If you are on a DIY package, does the storage provided allow you to be prepared in advance? If you have time of a weekend, you can prepare all of your feeds and hay nets at once and they are all ready to be put in through the week saving you valuable time, and ensuring they are prepared in advance if the horse needs to be covered by the yard owner or their staff for any reason. It is worth checking storage allocations in feed rooms and hay barns to make sure you are satisfied that these can accommodate your needs.
It is important to check if a yard has opening and closing times and whether these are restricted in the winter. If you need to attend to your horse before or after work the likelihood is that it is going to be dark, but you will need both access to the yard and lights to be able to see what you are doing!

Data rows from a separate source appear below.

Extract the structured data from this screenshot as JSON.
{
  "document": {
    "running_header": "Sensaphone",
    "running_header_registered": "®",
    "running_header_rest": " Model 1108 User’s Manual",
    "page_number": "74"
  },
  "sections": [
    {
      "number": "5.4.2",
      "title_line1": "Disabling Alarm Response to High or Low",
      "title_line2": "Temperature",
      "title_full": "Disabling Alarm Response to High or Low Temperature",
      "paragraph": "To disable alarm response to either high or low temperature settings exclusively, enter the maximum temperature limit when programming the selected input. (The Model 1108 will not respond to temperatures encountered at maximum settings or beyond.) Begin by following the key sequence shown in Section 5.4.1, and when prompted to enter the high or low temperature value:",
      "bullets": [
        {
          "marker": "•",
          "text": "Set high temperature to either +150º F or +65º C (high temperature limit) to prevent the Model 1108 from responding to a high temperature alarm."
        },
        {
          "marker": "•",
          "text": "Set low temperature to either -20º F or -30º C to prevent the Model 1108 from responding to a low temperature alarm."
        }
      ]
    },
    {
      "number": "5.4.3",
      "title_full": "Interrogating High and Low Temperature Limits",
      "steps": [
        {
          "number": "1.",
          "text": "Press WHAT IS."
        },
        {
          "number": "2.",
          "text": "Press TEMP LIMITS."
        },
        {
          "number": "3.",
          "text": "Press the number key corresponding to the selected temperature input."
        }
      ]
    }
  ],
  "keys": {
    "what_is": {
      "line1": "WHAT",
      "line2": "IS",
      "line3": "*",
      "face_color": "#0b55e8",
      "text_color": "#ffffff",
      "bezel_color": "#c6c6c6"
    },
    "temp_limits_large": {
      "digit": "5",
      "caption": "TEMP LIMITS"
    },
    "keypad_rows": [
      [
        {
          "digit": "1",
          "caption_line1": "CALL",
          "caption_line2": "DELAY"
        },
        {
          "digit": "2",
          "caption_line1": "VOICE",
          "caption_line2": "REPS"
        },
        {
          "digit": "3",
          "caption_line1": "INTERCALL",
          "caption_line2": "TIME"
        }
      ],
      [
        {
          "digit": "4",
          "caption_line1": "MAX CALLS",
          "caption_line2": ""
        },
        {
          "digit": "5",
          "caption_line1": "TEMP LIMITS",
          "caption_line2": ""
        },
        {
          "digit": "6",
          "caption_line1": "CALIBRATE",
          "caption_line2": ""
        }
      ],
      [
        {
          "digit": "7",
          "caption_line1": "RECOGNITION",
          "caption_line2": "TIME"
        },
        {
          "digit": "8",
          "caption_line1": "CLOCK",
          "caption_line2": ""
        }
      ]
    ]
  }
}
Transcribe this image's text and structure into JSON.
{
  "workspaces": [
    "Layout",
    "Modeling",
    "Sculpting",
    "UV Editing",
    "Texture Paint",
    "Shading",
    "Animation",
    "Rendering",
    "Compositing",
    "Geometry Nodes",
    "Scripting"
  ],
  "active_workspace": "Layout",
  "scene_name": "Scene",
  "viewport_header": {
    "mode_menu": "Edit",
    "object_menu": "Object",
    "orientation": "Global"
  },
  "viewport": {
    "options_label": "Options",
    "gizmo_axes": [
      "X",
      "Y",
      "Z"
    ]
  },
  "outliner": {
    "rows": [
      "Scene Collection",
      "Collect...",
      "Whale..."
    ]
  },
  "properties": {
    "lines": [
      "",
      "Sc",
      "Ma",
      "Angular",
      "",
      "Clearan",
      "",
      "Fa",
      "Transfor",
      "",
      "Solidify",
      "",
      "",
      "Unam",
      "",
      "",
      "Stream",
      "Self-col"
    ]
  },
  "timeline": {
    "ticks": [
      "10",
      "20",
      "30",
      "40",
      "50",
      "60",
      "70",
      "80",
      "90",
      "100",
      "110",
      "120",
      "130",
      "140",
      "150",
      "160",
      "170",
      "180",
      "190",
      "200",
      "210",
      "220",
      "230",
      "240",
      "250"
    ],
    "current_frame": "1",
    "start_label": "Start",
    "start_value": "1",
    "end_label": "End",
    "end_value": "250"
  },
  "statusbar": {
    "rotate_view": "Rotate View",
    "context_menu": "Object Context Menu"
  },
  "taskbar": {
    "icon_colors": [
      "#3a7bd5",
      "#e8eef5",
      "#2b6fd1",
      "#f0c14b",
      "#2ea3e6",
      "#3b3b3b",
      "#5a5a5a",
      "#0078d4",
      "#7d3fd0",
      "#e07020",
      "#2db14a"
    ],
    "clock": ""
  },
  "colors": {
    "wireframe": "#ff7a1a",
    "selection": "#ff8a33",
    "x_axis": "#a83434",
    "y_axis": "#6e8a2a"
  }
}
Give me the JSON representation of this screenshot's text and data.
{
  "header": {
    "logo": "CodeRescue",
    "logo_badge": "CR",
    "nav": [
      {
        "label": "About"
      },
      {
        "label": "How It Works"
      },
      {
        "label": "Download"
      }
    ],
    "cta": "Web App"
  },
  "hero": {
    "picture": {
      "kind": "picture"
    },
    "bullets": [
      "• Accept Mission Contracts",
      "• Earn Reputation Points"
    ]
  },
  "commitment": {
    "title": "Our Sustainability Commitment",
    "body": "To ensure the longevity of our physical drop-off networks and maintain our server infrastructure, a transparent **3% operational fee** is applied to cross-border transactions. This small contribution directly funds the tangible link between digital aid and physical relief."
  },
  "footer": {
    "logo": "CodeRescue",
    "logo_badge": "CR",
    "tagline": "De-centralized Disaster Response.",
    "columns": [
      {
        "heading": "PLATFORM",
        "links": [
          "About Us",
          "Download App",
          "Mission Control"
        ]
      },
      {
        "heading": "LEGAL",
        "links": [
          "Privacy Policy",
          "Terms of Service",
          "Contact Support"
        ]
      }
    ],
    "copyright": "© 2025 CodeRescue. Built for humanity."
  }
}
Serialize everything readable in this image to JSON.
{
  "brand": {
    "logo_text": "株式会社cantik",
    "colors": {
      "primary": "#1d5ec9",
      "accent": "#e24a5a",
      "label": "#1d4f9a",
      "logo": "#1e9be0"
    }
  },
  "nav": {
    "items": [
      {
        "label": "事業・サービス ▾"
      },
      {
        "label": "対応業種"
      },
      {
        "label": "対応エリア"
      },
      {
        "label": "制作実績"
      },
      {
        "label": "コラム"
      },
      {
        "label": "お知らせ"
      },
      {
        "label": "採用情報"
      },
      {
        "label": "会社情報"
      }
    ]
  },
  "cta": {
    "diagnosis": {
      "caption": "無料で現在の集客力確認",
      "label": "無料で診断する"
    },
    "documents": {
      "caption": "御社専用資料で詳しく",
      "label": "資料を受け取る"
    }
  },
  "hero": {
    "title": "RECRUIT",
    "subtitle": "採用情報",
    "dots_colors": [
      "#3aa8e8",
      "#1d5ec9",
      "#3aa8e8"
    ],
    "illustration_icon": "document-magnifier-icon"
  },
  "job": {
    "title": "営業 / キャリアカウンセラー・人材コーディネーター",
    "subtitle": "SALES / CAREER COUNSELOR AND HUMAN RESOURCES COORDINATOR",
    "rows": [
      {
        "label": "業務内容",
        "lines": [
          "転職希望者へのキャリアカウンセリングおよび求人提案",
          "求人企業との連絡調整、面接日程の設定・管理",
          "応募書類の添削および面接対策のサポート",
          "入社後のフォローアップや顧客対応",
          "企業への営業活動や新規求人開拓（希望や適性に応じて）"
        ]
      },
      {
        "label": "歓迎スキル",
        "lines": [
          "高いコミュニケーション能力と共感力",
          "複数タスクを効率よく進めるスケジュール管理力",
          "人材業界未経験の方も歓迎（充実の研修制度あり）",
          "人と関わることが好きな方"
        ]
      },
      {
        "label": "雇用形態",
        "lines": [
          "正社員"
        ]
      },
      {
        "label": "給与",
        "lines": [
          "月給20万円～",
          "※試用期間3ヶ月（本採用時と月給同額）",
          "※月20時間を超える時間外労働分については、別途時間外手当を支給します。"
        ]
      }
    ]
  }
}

Whilst you can never guarantee full-time access to any yard due to winter or extreme weather, it is always worth considering if the access given is suitable year-round. It is important to consider if under normal circumstances, a yard accessible in any weather- is the track or road to the yard liable to flooding, or do you have to drive on muddy tracks or gateways to get into the yard or park? If it snows are the local roads cleared or it is a small lane which is hard to access or may be closed due to snow, floods or ice? They are important considerations as if you cannot get to the yard in bad weather, this may cost you more in yard cover than you expect, or in worst case scenarios there may be no one able to access the yard and take care of the horses.
There are still some yards that are not on mains electricity, that either does not have an electric supply or run off of a generator. This is certainly a consideration for winter horse management as whilst great in the light of the summer, fumbling around in feed rooms or paddocks using the light from your phone is much less glamorous! It also means no hot water for cups of tea, no lights for veterinary management, and also safety issues too with no security lights or lights for accessing the yard.
One rarely considered issue is the mobile signal. Check the mobile signal on the yard. A lack of mobile signal can be a pain but even more so if there is a medical or veterinary emergency, an issue whilst out hacking or suchlike. It means not only can you not be contacted when you are at the yard, but also means it will be hard for you to contact a vet or emergency services in the event of an accident, or for you to contact the yard or their staff to request services or send important information.
These are just a few considerations when viewing yards. It is not exhaustive but will give you perhaps some extra things to think about next time you view a potential yard, with a view to it being your horses permanent home. It is, therefore, necessary to make sure it really is suitable for your needs year-round and that you will not be disappointed by your choice. Don’t shy away from asking yard owners any questions about their rules, facilities or policies… they would not want unhappy clients on the yard so should be more than happy to answer any questions honestly to ensure new clients and horses will settle well and that their expectations will meet what the yard has on offer.